## What needs to be done
Exact output of all the records is required.

━━━━━ Provided data

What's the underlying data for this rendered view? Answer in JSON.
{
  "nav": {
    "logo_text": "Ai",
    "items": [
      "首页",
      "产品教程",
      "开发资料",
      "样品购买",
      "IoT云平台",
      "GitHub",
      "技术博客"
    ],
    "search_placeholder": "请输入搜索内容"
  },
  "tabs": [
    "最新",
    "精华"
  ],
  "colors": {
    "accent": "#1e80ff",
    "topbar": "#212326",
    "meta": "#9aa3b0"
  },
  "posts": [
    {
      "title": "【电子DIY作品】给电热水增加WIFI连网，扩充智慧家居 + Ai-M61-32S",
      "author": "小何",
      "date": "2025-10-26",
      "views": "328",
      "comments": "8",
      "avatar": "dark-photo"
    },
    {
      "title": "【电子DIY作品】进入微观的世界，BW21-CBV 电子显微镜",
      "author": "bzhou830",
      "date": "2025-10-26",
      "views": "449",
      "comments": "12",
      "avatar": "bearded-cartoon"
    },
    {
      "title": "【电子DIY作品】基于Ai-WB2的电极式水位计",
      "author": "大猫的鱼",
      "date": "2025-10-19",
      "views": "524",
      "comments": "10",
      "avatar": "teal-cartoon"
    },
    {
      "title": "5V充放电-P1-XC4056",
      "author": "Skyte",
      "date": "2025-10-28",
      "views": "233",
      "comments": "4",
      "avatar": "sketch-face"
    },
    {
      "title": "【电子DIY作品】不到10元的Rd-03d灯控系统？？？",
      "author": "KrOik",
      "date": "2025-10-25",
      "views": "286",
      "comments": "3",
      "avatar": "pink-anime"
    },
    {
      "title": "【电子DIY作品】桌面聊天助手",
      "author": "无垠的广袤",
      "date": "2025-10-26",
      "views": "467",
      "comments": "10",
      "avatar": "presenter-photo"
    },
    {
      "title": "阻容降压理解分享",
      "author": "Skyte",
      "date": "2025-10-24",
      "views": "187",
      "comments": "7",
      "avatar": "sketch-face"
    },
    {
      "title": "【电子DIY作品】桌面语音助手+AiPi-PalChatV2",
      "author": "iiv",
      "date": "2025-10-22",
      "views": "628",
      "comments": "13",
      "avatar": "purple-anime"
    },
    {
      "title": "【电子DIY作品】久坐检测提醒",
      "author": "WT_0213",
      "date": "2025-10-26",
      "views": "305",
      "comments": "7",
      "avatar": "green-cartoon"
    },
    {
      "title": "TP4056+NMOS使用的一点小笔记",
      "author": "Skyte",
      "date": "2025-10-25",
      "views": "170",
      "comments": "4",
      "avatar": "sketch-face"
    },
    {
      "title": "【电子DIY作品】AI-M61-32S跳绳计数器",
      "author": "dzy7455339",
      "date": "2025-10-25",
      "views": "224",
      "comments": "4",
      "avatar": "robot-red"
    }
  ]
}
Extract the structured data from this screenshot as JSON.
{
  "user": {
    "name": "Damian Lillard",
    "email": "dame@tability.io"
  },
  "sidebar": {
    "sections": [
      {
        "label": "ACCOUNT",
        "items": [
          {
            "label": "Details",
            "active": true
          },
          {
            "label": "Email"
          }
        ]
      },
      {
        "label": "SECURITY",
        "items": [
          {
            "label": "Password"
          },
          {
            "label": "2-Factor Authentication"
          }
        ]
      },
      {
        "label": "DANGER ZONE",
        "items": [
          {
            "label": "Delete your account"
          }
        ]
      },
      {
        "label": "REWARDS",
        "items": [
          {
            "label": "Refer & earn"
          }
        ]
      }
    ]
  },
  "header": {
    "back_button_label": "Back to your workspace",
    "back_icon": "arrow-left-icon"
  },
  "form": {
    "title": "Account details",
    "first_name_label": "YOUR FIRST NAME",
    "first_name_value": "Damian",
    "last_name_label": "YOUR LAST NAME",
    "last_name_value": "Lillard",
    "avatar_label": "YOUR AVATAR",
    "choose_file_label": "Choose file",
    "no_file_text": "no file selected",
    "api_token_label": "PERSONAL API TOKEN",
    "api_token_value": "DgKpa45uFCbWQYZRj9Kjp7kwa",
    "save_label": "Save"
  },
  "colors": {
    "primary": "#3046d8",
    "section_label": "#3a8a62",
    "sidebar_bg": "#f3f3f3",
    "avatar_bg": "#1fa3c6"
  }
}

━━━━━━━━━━

## Response area
What's the underlying data for this rendered view? Answer in JSON.
{
  "nav": {
    "logo_text": "Ai",
    "items": [
      "首页",
      "产品教程",
      "开发资料",
      "样品购买",
      "IoT云平台",
      "GitHub",
      "技术博客"
    ],
    "search_placeholder": "请输入搜索内容"
  },
  "tabs": [
    "最新",
    "精华"
  ],
  "colors": {
    "accent": "#1e80ff",
    "topbar": "#212326",
    "meta": "#9aa3b0"
  },
  "posts": [
    {
      "title": "【电子DIY作品】给电热水增加WIFI连网，扩充智慧家居 + Ai-M61-32S",
      "author": "小何",
      "date": "2025-10-26",
      "views": "328",
      "comments": "8",
      "avatar": "dark-photo"
    },
    {
      "title": "【电子DIY作品】进入微观的世界，BW21-CBV 电子显微镜",
      "author": "bzhou830",
      "date": "2025-10-26",
      "views": "449",
      "comments": "12",
      "avatar": "bearded-cartoon"
    },
    {
      "title": "【电子DIY作品】基于Ai-WB2的电极式水位计",
      "author": "大猫的鱼",
      "date": "2025-10-19",
      "views": "524",
      "comments": "10",
      "avatar": "teal-cartoon"
    },
    {
      "title": "5V充放电-P1-XC4056",
      "author": "Skyte",
      "date": "2025-10-28",
      "views": "233",
      "comments": "4",
      "avatar": "sketch-face"
    },
    {
      "title": "【电子DIY作品】不到10元的Rd-03d灯控系统？？？",
      "author": "KrOik",
      "date": "2025-10-25",
      "views": "286",
      "comments": "3",
      "avatar": "pink-anime"
    },
    {
      "title": "【电子DIY作品】桌面聊天助手",
      "author": "无垠的广袤",
      "date": "2025-10-26",
      "views": "467",
      "comments": "10",
      "avatar": "presenter-photo"
    },
    {
      "title": "阻容降压理解分享",
      "author": "Skyte",
      "date": "2025-10-24",
      "views": "187",
      "comments": "7",
      "avatar": "sketch-face"
    },
    {
      "title": "【电子DIY作品】桌面语音助手+AiPi-PalChatV2",
      "author": "iiv",
      "date": "2025-10-22",
      "views": "628",
      "comments": "13",
      "avatar": "purple-anime"
    },
    {
      "title": "【电子DIY作品】久坐检测提醒",
      "author": "WT_0213",
      "date": "2025-10-26",
      "views": "305",
      "comments": "7",
      "avatar": "green-cartoon"
    },
    {
      "title": "TP4056+NMOS使用的一点小笔记",
      "author": "Skyte",
      "date": "2025-10-25",
      "views": "170",
      "comments": "4",
      "avatar": "sketch-face"
    },
    {
      "title": "【电子DIY作品】AI-M61-32S跳绳计数器",
      "author": "dzy7455339",
      "date": "2025-10-25",
      "views": "224",
      "comments": "4",
      "avatar": "robot-red"
    }
  ]
}
Extract the structured data from this screenshot as JSON.
{
  "user": {
    "name": "Damian Lillard",
    "email": "dame@tability.io"
  },
  "sidebar": {
    "sections": [
      {
        "label": "ACCOUNT",
        "items": [
          {
            "label": "Details",
            "active": true
          },
          {
            "label": "Email"
          }
        ]
      },
      {
        "label": "SECURITY",
        "items": [
          {
            "label": "Password"
          },
          {
            "label": "2-Factor Authentication"
          }
        ]
      },
      {
        "label": "DANGER ZONE",
        "items": [
          {
            "label": "Delete your account"
          }
        ]
      },
      {
        "label": "REWARDS",
        "items": [
          {
            "label": "Refer & earn"
          }
        ]
      }
    ]
  },
  "header": {
    "back_button_label": "Back to your workspace",
    "back_icon": "arrow-left-icon"
  },
  "form": {
    "title": "Account details",
    "first_name_label": "YOUR FIRST NAME",
    "first_name_value": "Damian",
    "last_name_label": "YOUR LAST NAME",
    "last_name_value": "Lillard",
    "avatar_label": "YOUR AVATAR",
    "choose_file_label": "Choose file",
    "no_file_text": "no file selected",
    "api_token_label": "PERSONAL API TOKEN",
    "api_token_value": "DgKpa45uFCbWQYZRj9Kjp7kwa",
    "save_label": "Save"
  },
  "colors": {
    "primary": "#3046d8",
    "section_label": "#3a8a62",
    "sidebar_bg": "#f3f3f3",
    "avatar_bg": "#1fa3c6"
  }
}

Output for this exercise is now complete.